On the side of the Pyramid, Delia held Erik in place as the Bubble absorbed him, or tried to absorb him. It bubbled and howled as it engulfed the little old man. It blackened like a marshmallow in a fire, but it wasn't hot to Delia's touch. Alfred was panicking but, to his credit, his panic took the form of grabbing Erik's hand and trying to pull him out, rather than just flapping his arms.
"What have you done, Delia! What have you done?" he cried.
The Bubble/Erik/Marshmallow thing stopped struggling and was still. It seemed to shrink into itself before Delia's eyes, becoming more humanlike in stance and shape.
"I. AM. PARADOX," it said.
"Oh," Alfred said. "Good-o." ...continue reading "Clocks and Boxes — Part 49: Ma"
The Ant Man movies are arguably the lightest and least consequential of the Marvel movies. My cards on the table: that's why I like them.
In Ant Man and the Wasp, the stakes are: if the goodies lose, it might result in the death of a character who thus far has only been seen in flashback.* And that's it. Sure, it would be sad if she died, but Gotham City won't burn, Wakanda won't fall into chaos and Alderan won't be destroyed.
The thing is, it's enough. ...continue reading "Review – Ant Man and the Wasp"
It is a truth, universally acknowledged, that a single man in possession of a shovel may dig a hole in half an hour, but two men with shovels can take up to two hours to perform the same task. First, there is the need to closely examine the area to be dug out. This takes fifteen minutes to half an hour. Following this, there must be a rambling, expletive-filled discussion on hole digging in theory and practice. This takes at least half an hour. After that, a half hour cigarette break is a must, and then we dig the hole which, to the horror of maths teachers everywhere, takes almost exactly the same time to dig as if one man did the work.
Donna sat on a sunny bench outside of the Barbeque Imperium, watching two particular men digging a hole in a garden area next to the carpark. She wasn't watching them in a diet-soft-drink-ad sort of way. She wasn't particularly interested in either of them. It was just that the men leaning on their shovels was the only thing to look at in the carpark. Her attention was momentarily redirected upwards as a superhero flew overhead. Donna sighed at the realisation that it was not Voyager and went back to looking at the workmen.
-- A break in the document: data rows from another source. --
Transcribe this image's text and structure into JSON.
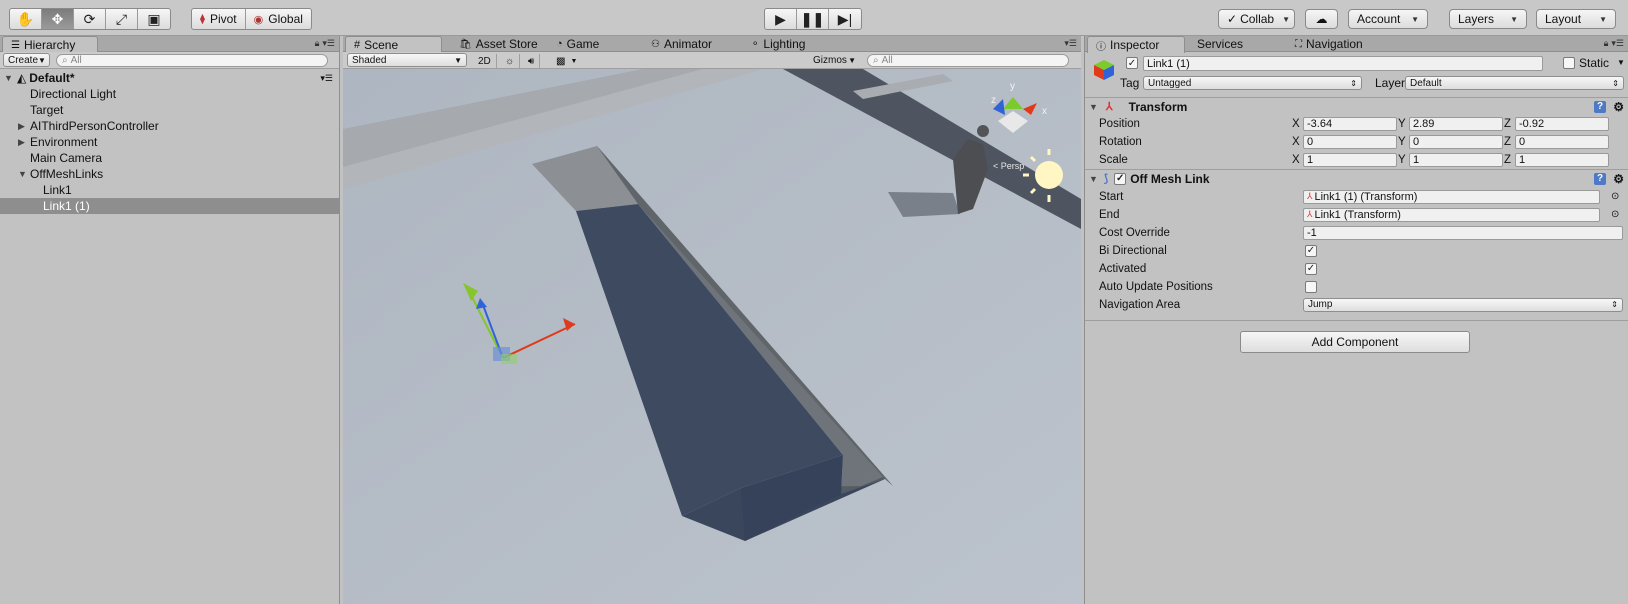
{
  "toolbar": {
    "tools": [
      "hand-icon",
      "move-icon",
      "rotate-icon",
      "scale-icon",
      "rect-icon"
    ],
    "pivot": "Pivot",
    "global": "Global",
    "collab": "Collab",
    "account": "Account",
    "layers": "Layers",
    "layout": "Layout"
  },
  "hierarchy": {
    "tab": "Hierarchy",
    "create": "Create",
    "search_placeholder": "All",
    "scene_name": "Default*",
    "items": [
      {
        "label": "Directional Light",
        "indent": 1,
        "expander": ""
      },
      {
        "label": "Target",
        "indent": 1,
        "expander": ""
      },
      {
        "label": "AIThirdPersonController",
        "indent": 1,
        "expander": "▶"
      },
      {
        "label": "Environment",
        "indent": 1,
        "expander": "▶"
      },
      {
        "label": "Main Camera",
        "indent": 1,
        "expander": ""
      },
      {
        "label": "OffMeshLinks",
        "indent": 1,
        "expander": "▼"
      },
      {
        "label": "Link1",
        "indent": 2,
        "expander": ""
      },
      {
        "label": "Link1 (1)",
        "indent": 2,
        "expander": "",
        "selected": true
      }
    ]
  },
  "scene": {
    "tabs": [
      "Scene",
      "Asset Store",
      "Game",
      "Animator",
      "Lighting"
    ],
    "shading": "Shaded",
    "mode_2d": "2D",
    "gizmos": "Gizmos",
    "search_placeholder": "All",
    "persp_label": "< Persp",
    "axis_x": "x",
    "axis_y": "y",
    "axis_z": "z"
  },
  "inspector": {
    "tabs": [
      "Inspector",
      "Services",
      "Navigation"
    ],
    "object_name": "Link1 (1)",
    "static_label": "Static",
    "tag_label": "Tag",
    "tag_value": "Untagged",
    "layer_label": "Layer",
    "layer_value": "Default",
    "transform": {
      "title": "Transform",
      "position": {
        "label": "Position",
        "x": "-3.64",
        "y": "2.89",
        "z": "-0.92"
      },
      "rotation": {
        "label": "Rotation",
        "x": "0",
        "y": "0",
        "z": "0"
      },
      "scale": {
        "label": "Scale",
        "x": "1",
        "y": "1",
        "z": "1"
      }
    },
    "offmesh": {
      "title": "Off Mesh Link",
      "start_label": "Start",
      "start_value": "Link1 (1) (Transform)",
      "end_label": "End",
      "end_value": "Link1 (Transform)",
      "cost_label": "Cost Override",
      "cost_value": "-1",
      "bidir_label": "Bi Directional",
      "bidir_checked": true,
      "activated_label": "Activated",
      "activated_checked": true,
      "auto_update_label": "Auto Update Positions",
      "auto_update_checked": false,
      "area_label": "Navigation Area",
      "area_value": "Jump"
    },
    "add_component": "Add Component",
    "axis_labels": {
      "x": "X",
      "y": "Y",
      "z": "Z"
    }
  },
  "colors": {
    "panel_bg": "#c2c2c2",
    "scene_sky": "#b8bec7",
    "wall_dark": "#3f4c63",
    "selection": "#8e8e8e"
  }
}
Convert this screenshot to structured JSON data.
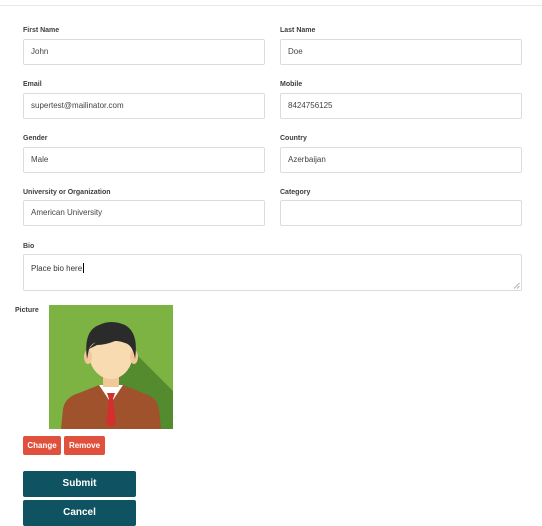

Donna recognised Christian's voice, but didn't look up. "Hey, Christian."
"Mind if I join you?" ...continue reading "Clocks and Boxes — Part 5: Maths"